This is a guest blog from Bill Rammell, Vice-Chancellor, University of Bedfordshire and the new Chair-elect at MillionPlus. He is also the author of a HEPI report Protecting the Public Interest in Higher Education.
It is always an interesting time in higher education. As a sector that impacts all of society, touches the lives of so many individuals and families and creates wider benefits from significant public investment, we are bound to attract attention and scrutiny. Everyone has a stake in our universities, which means the people, parliament and the press will rightly ask questions and demand answers about what we do. We’re accountable to our students, to our employers and community partners, to research funders and to the taxpayer.
Higher education is about developing potential and personal transformation. Modern universities exemplify that aspiration, supporting individuals and communities across the UK to shape and change the world around them. That’s why I’m proud to be taking over as Chair of MillionPlus, the Association for Modern Universities, at a time when the role and impact of those modern universities has never been more important. Challenges abound, but I know that MillionPlus members and the wider modern university sector are in a strong position to provide the right solutions and opportunities to ensure the country builds on its successes.
To do this requires investment and understanding from government. The recently published Augar report provides real risks for those interested in educational reform. One of my key priorities over the next two years of my term of office will be in supporting all political parties to understand the consequences of some of these reforms. A rush to make major changes risks damaging and removing opportunities for students at a time when instead we need to be increasing the number of people achieving higher levels of learning.
We certainly need a more flexible, fairer system. MillionPlus and modern universities have long called for a more flexible approach that allows learners to move in and out of study while managing other commitments without damaging their life chances or draining their finances. But to be clear this won’t be achieved if government reduces funding for higher education or tries to micro-manage the courses people can choose after the age of 18 years old.
I want to see a high-quality, well-funded post-18 system that harnesses collaboration between colleges and universities to ensure the best outcomes for all learners throughout their life, providing businesses and our public services with talent, entrepreneurialism and innovation. The Augar review is right to highlight the need to expand higher technical education, but wrong not to highlight that modern universities are already powerhouses of work-related HE that help provide the skills for the 21st century workforce. With the right support we can do more in this area with our college partners.
Leaving the European Union will mean the UK will need to reassert its position in the world, and a successful, innovative higher education sector that attracts the talented and entrepreneurial from all over the globe can only help us do that. It’s therefore vital that we have an immigration system that enables this rather than hinders it. The work MillionPlus has done in influencing for reform of the student visa application process has contributed to an amendment proposed to the current Immigration Bill which, if passed, will offer a much more attractive post-study work option for students which is imperative to remain globally competitive. An obvious goal once this becomes law is for universities to work together to ensure the UK is the number one destination for international students.

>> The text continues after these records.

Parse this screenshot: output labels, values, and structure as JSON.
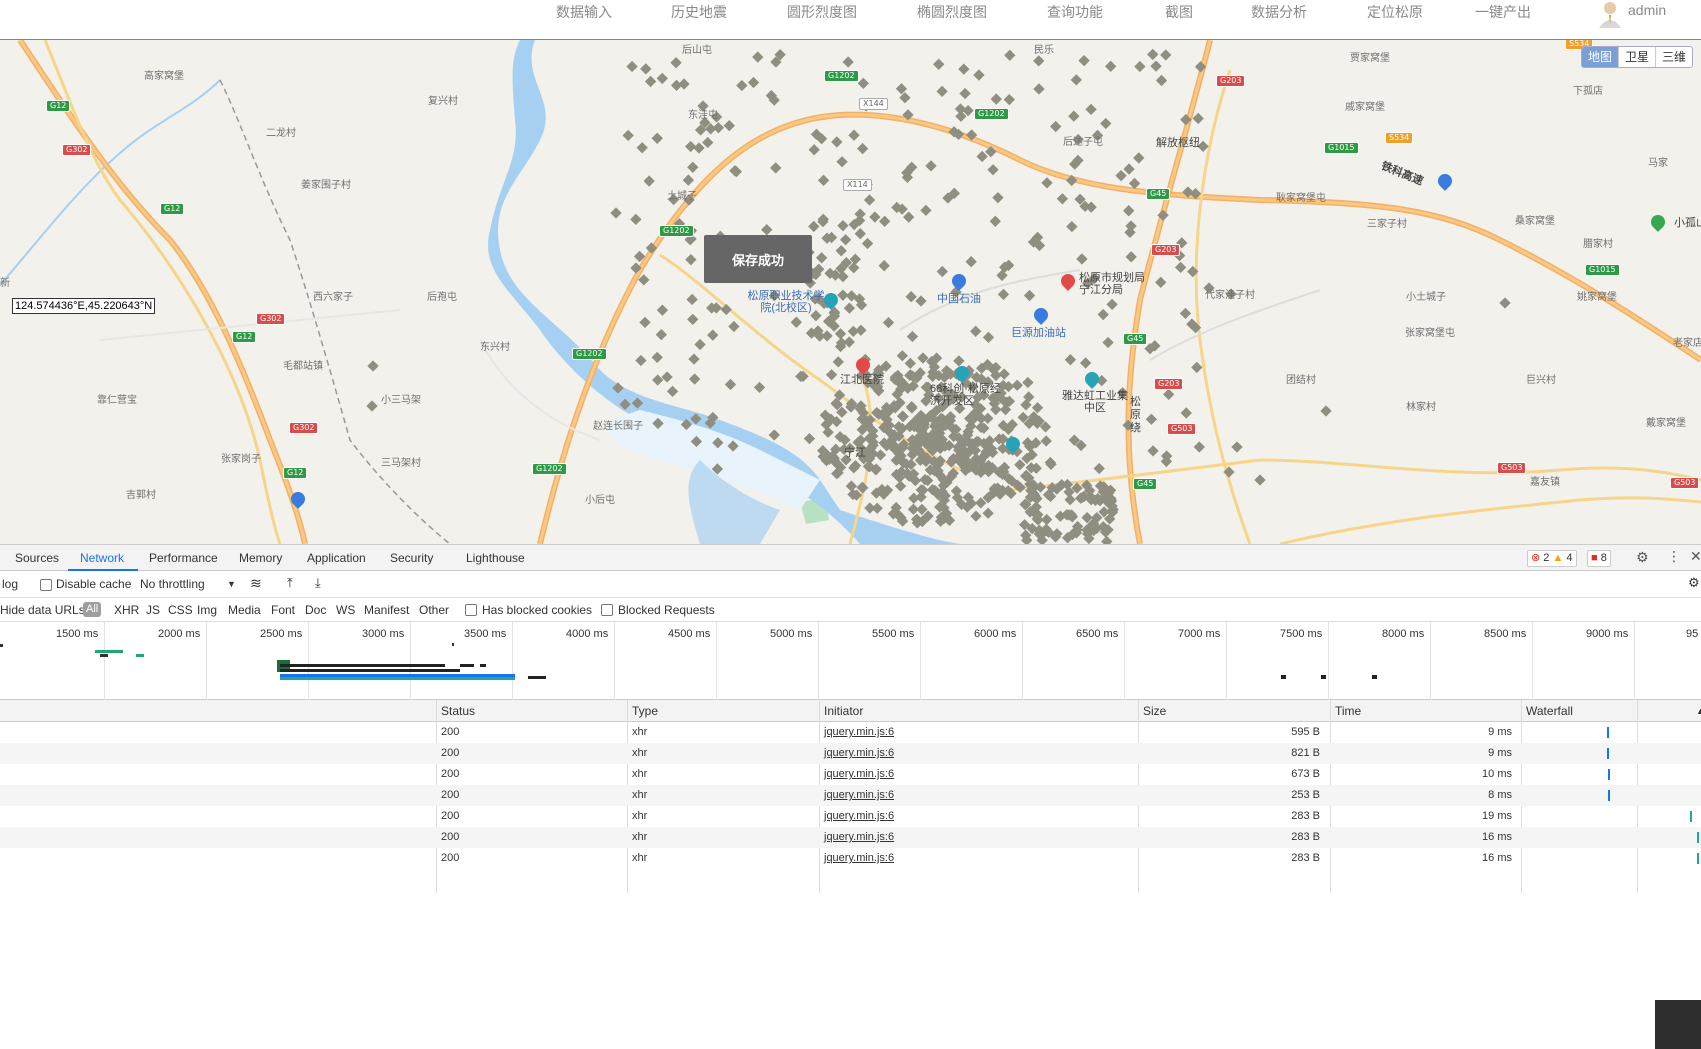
{
  "nav": {
    "items": [
      "数据输入",
      "历史地震",
      "圆形烈度图",
      "椭圆烈度图",
      "查询功能",
      "截图",
      "数据分析",
      "定位松原",
      "一键产出"
    ],
    "user": "admin"
  },
  "map": {
    "type_buttons": [
      "地图",
      "卫星",
      "三维"
    ],
    "coordinate_readout": "124.574436°E,45.220643°N",
    "coord_prefix": "新",
    "toast": "保存成功",
    "places": [
      {
        "text": "高家窝堡"
      },
      {
        "text": "复兴村"
      },
      {
        "text": "后山屯"
      },
      {
        "text": "民乐"
      },
      {
        "text": "二龙村"
      },
      {
        "text": "东洼屯"
      },
      {
        "text": "姜家围子村"
      },
      {
        "text": "土城子"
      },
      {
        "text": "西六家子"
      },
      {
        "text": "后孢屯"
      },
      {
        "text": "毛都站镇"
      },
      {
        "text": "东兴村"
      },
      {
        "text": "靠仁营宝"
      },
      {
        "text": "小三马架"
      },
      {
        "text": "赵连长围子"
      },
      {
        "text": "三马架村"
      },
      {
        "text": "张家岗子"
      },
      {
        "text": "吉郭村"
      },
      {
        "text": "小后屯"
      },
      {
        "text": "后达子屯"
      },
      {
        "text": "贾家窝堡"
      },
      {
        "text": "下孤店"
      },
      {
        "text": "戚家窝堡"
      },
      {
        "text": "耿家窝堡屯"
      },
      {
        "text": "三家子村"
      },
      {
        "text": "桑家窝堡"
      },
      {
        "text": "马家"
      },
      {
        "text": "腊家村"
      },
      {
        "text": "代家洼子村"
      },
      {
        "text": "小土城子"
      },
      {
        "text": "姚家窝堡"
      },
      {
        "text": "张家窝堡屯"
      },
      {
        "text": "老家店"
      },
      {
        "text": "团结村"
      },
      {
        "text": "巨兴村"
      },
      {
        "text": "林家村"
      },
      {
        "text": "戴家窝堡"
      },
      {
        "text": "嘉友镇"
      },
      {
        "text": "小孤山"
      }
    ],
    "major_labels": {
      "jiefang": "解放枢纽",
      "tieke": "铁科高速",
      "songyuan_huan": "松原绕",
      "jiangbei": "江北医院",
      "ningjiang": "宁江"
    },
    "pois": {
      "college": "松原职业技术学院(北校区)",
      "sinopec": "中国石油",
      "julong": "巨源加油站",
      "planning": "松原市规划局宁江分局",
      "yada": "雅达虹工业集中区",
      "gaoxin": "68科创·松原经济开发区"
    },
    "shields": [
      "G12",
      "G302",
      "G12",
      "G302",
      "G12",
      "G302",
      "G12",
      "G1202",
      "G1202",
      "G1202",
      "G1202",
      "G1202",
      "G203",
      "G45",
      "G203",
      "G45",
      "G203",
      "G503",
      "G503",
      "G1015",
      "S534",
      "G1015",
      "G503",
      "G45",
      "X144",
      "X114",
      "S534"
    ]
  },
  "devtools": {
    "tabs": [
      "Sources",
      "Network",
      "Performance",
      "Memory",
      "Application",
      "Security",
      "Lighthouse"
    ],
    "active_tab": "Network",
    "badges": {
      "errors": "2",
      "warnings": "4",
      "issues": "8"
    },
    "toolbar": {
      "preserve_log": "log",
      "disable_cache": "Disable cache",
      "throttling": "No throttling"
    },
    "filter": {
      "hide_data_urls": "Hide data URLs",
      "all": "All",
      "types": [
        "XHR",
        "JS",
        "CSS",
        "Img",
        "Media",
        "Font",
        "Doc",
        "WS",
        "Manifest",
        "Other"
      ],
      "has_blocked_cookies": "Has blocked cookies",
      "blocked_requests": "Blocked Requests"
    },
    "timeline_ticks": [
      "1500 ms",
      "2000 ms",
      "2500 ms",
      "3000 ms",
      "3500 ms",
      "4000 ms",
      "4500 ms",
      "5000 ms",
      "5500 ms",
      "6000 ms",
      "6500 ms",
      "7000 ms",
      "7500 ms",
      "8000 ms",
      "8500 ms",
      "9000 ms",
      "95"
    ],
    "columns": [
      "Status",
      "Type",
      "Initiator",
      "Size",
      "Time",
      "Waterfall"
    ],
    "rows": [
      {
        "status": "200",
        "type": "xhr",
        "initiator": "jquery.min.js:6",
        "size": "595 B",
        "time": "9 ms"
      },
      {
        "status": "200",
        "type": "xhr",
        "initiator": "jquery.min.js:6",
        "size": "821 B",
        "time": "9 ms"
      },
      {
        "status": "200",
        "type": "xhr",
        "initiator": "jquery.min.js:6",
        "size": "673 B",
        "time": "10 ms"
      },
      {
        "status": "200",
        "type": "xhr",
        "initiator": "jquery.min.js:6",
        "size": "253 B",
        "time": "8 ms"
      },
      {
        "status": "200",
        "type": "xhr",
        "initiator": "jquery.min.js:6",
        "size": "283 B",
        "time": "19 ms"
      },
      {
        "status": "200",
        "type": "xhr",
        "initiator": "jquery.min.js:6",
        "size": "283 B",
        "time": "16 ms"
      },
      {
        "status": "200",
        "type": "xhr",
        "initiator": "jquery.min.js:6",
        "size": "283 B",
        "time": "16 ms"
      }
    ]
  }
}
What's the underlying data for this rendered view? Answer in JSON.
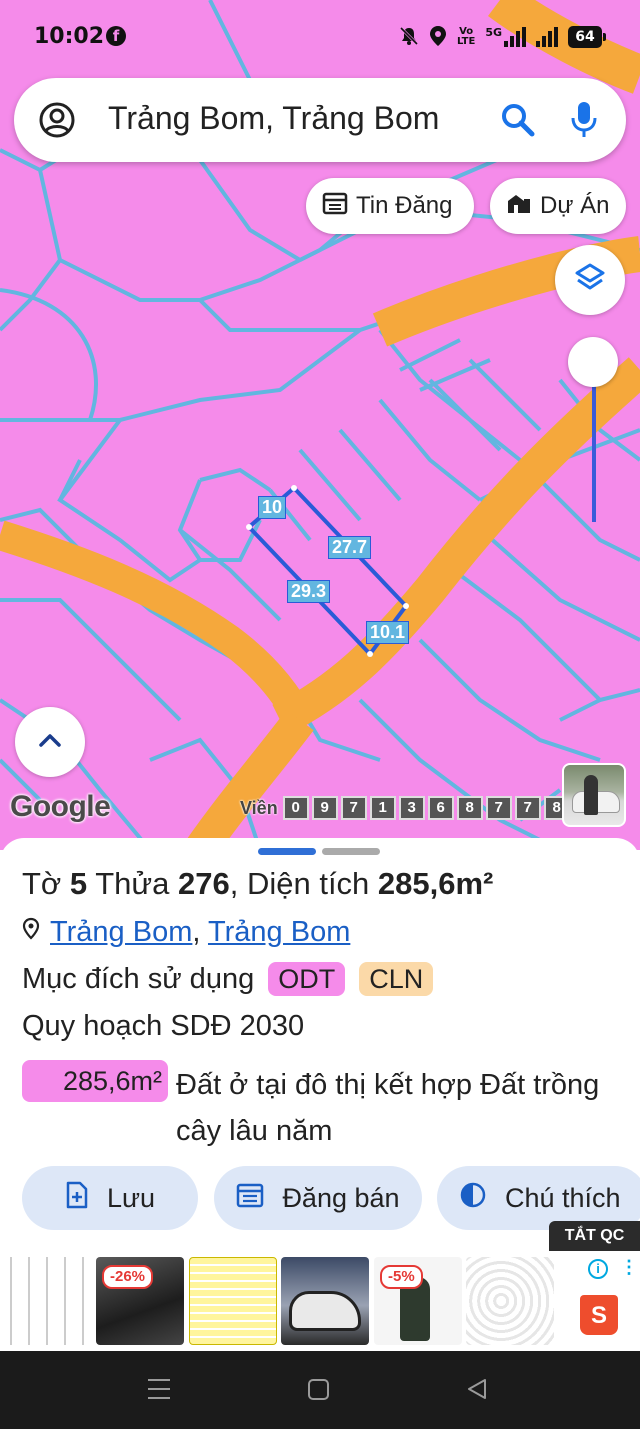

We will also need to work hard to ensure that UK universities continue to attract investment in the excellent research and knowledge exchange that they foster. The advantages of the EU’s Horizon programme and Erasmus are obvious, and MillionPlus will continue to push the government to secure the best possible access to the collaborative and mobility opportunities that are the hallmark of these schemes. However, government will also want to be investing directly into the UK’s communities, regions and nations. With nearly two-thirds of the research at modern universities demonstrating world-leading or internationally excellent impact, it is vital that government recognises the crucial role we play as regional anchors, enabling businesses to create jobs and, by so doing, growing local economies.
Politicians of all stripes are currently fond of saying that once the Brexit issue is settled, we can move to tackle ‘X’ problem and ‘Y’ issue to improve social justice while supporting aspiration and ambition. Modern universities have never stopped offering people the opportunity to change their lives and fulfil their potential. Forgive me the cliché, but it is one that remains ever true: it is modern universities that do the heavy lifting on tackling the social mobility crisis in this country. We recruit two-thirds of all students from low participation backgrounds and 80% of mature students. Nearly all our students (96%) went to a state schools, and 66% of students who identify as black study at modern universities. The life chances that society wants to give people are happening at modern universities every day and we must protect and build on these opportunities. The links and partnerships our members forge with neighbouring further education colleges, some of which are now part of university groups, provide routes to success for students who have been told too many times that they can’t move on and up or that they are not good enough.
MillionPlus is a distinctive voice in the higher education debate and at such a momentous time we must not forget our commitment to Britain’s world-leading modern universities, serving our communities throughout every region and nation across the UK, nor their outstanding students and staff. Now more than ever, this voice must be heard.